------ Dataset excerpts ------

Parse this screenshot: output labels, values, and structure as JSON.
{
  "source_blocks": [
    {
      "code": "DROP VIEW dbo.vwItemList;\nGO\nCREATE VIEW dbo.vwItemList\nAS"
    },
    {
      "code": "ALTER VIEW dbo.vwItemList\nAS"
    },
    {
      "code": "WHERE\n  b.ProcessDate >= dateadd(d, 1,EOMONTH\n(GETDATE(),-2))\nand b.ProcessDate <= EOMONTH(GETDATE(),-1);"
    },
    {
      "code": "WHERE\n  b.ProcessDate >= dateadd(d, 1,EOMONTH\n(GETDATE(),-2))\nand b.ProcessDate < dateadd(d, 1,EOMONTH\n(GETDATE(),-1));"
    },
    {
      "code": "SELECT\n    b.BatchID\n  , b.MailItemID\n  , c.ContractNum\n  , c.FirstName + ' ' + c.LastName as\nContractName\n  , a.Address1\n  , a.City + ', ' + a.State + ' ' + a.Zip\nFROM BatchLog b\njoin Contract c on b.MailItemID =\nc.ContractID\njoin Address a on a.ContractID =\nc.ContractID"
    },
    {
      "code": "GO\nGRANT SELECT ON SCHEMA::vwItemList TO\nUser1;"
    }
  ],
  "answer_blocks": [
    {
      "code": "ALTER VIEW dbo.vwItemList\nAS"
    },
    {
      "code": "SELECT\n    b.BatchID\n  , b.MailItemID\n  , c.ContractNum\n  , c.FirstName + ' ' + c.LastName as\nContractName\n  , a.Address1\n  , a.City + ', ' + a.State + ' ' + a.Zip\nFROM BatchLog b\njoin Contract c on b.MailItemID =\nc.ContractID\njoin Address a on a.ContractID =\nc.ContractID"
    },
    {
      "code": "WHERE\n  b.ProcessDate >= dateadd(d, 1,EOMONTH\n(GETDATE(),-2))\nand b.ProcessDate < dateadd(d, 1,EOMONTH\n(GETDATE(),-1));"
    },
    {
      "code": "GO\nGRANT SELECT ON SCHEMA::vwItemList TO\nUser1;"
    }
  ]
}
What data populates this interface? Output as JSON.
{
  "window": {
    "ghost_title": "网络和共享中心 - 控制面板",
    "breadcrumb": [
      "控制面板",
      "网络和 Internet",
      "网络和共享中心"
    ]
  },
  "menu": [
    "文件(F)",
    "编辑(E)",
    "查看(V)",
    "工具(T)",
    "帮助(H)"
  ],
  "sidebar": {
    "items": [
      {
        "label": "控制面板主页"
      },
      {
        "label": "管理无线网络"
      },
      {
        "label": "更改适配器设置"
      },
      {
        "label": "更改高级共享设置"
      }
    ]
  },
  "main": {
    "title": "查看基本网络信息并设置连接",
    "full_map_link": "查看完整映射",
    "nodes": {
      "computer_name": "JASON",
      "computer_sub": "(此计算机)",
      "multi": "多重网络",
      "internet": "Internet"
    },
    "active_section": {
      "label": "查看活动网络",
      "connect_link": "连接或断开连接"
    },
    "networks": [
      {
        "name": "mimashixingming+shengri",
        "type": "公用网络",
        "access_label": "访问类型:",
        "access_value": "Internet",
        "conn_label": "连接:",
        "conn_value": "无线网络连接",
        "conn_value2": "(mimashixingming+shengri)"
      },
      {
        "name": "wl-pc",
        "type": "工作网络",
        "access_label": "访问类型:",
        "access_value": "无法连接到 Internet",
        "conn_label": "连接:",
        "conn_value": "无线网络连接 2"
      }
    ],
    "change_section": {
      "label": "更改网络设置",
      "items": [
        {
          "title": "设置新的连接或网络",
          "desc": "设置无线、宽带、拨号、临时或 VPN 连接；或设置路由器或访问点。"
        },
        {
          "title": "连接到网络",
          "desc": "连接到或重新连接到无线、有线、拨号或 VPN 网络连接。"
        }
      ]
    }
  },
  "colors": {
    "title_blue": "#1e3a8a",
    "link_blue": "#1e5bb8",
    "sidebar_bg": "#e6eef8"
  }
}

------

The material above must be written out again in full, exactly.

Parse this screenshot: output labels, values, and structure as JSON.
{
  "source_blocks": [
    {
      "code": "DROP VIEW dbo.vwItemList;\nGO\nCREATE VIEW dbo.vwItemList\nAS"
    },
    {
      "code": "ALTER VIEW dbo.vwItemList\nAS"
    },
    {
      "code": "WHERE\n  b.ProcessDate >= dateadd(d, 1,EOMONTH\n(GETDATE(),-2))\nand b.ProcessDate <= EOMONTH(GETDATE(),-1);"
    },
    {
      "code": "WHERE\n  b.ProcessDate >= dateadd(d, 1,EOMONTH\n(GETDATE(),-2))\nand b.ProcessDate < dateadd(d, 1,EOMONTH\n(GETDATE(),-1));"
    },
    {
      "code": "SELECT\n    b.BatchID\n  , b.MailItemID\n  , c.ContractNum\n  , c.FirstName + ' ' + c.LastName as\nContractName\n  , a.Address1\n  , a.City + ', ' + a.State + ' ' + a.Zip\nFROM BatchLog b\njoin Contract c on b.MailItemID =\nc.ContractID\njoin Address a on a.ContractID =\nc.ContractID"
    },
    {
      "code": "GO\nGRANT SELECT ON SCHEMA::vwItemList TO\nUser1;"
    }
  ],
  "answer_blocks": [
    {
      "code": "ALTER VIEW dbo.vwItemList\nAS"
    },
    {
      "code": "SELECT\n    b.BatchID\n  , b.MailItemID\n  , c.ContractNum\n  , c.FirstName + ' ' + c.LastName as\nContractName\n  , a.Address1\n  , a.City + ', ' + a.State + ' ' + a.Zip\nFROM BatchLog b\njoin Contract c on b.MailItemID =\nc.ContractID\njoin Address a on a.ContractID =\nc.ContractID"
    },
    {
      "code": "WHERE\n  b.ProcessDate >= dateadd(d, 1,EOMONTH\n(GETDATE(),-2))\nand b.ProcessDate < dateadd(d, 1,EOMONTH\n(GETDATE(),-1));"
    },
    {
      "code": "GO\nGRANT SELECT ON SCHEMA::vwItemList TO\nUser1;"
    }
  ]
}
What data populates this interface? Output as JSON.
{
  "window": {
    "ghost_title": "网络和共享中心 - 控制面板",
    "breadcrumb": [
      "控制面板",
      "网络和 Internet",
      "网络和共享中心"
    ]
  },
  "menu": [
    "文件(F)",
    "编辑(E)",
    "查看(V)",
    "工具(T)",
    "帮助(H)"
  ],
  "sidebar": {
    "items": [
      {
        "label": "控制面板主页"
      },
      {
        "label": "管理无线网络"
      },
      {
        "label": "更改适配器设置"
      },
      {
        "label": "更改高级共享设置"
      }
    ]
  },
  "main": {
    "title": "查看基本网络信息并设置连接",
    "full_map_link": "查看完整映射",
    "nodes": {
      "computer_name": "JASON",
      "computer_sub": "(此计算机)",
      "multi": "多重网络",
      "internet": "Internet"
    },
    "active_section": {
      "label": "查看活动网络",
      "connect_link": "连接或断开连接"
    },
    "networks": [
      {
        "name": "mimashixingming+shengri",
        "type": "公用网络",
        "access_label": "访问类型:",
        "access_value": "Internet",
        "conn_label": "连接:",
        "conn_value": "无线网络连接",
        "conn_value2": "(mimashixingming+shengri)"
      },
      {
        "name": "wl-pc",
        "type": "工作网络",
        "access_label": "访问类型:",
        "access_value": "无法连接到 Internet",
        "conn_label": "连接:",
        "conn_value": "无线网络连接 2"
      }
    ],
    "change_section": {
      "label": "更改网络设置",
      "items": [
        {
          "title": "设置新的连接或网络",
          "desc": "设置无线、宽带、拨号、临时或 VPN 连接；或设置路由器或访问点。"
        },
        {
          "title": "连接到网络",
          "desc": "连接到或重新连接到无线、有线、拨号或 VPN 网络连接。"
        }
      ]
    }
  },
  "colors": {
    "title_blue": "#1e3a8a",
    "link_blue": "#1e5bb8",
    "sidebar_bg": "#e6eef8"
  }
}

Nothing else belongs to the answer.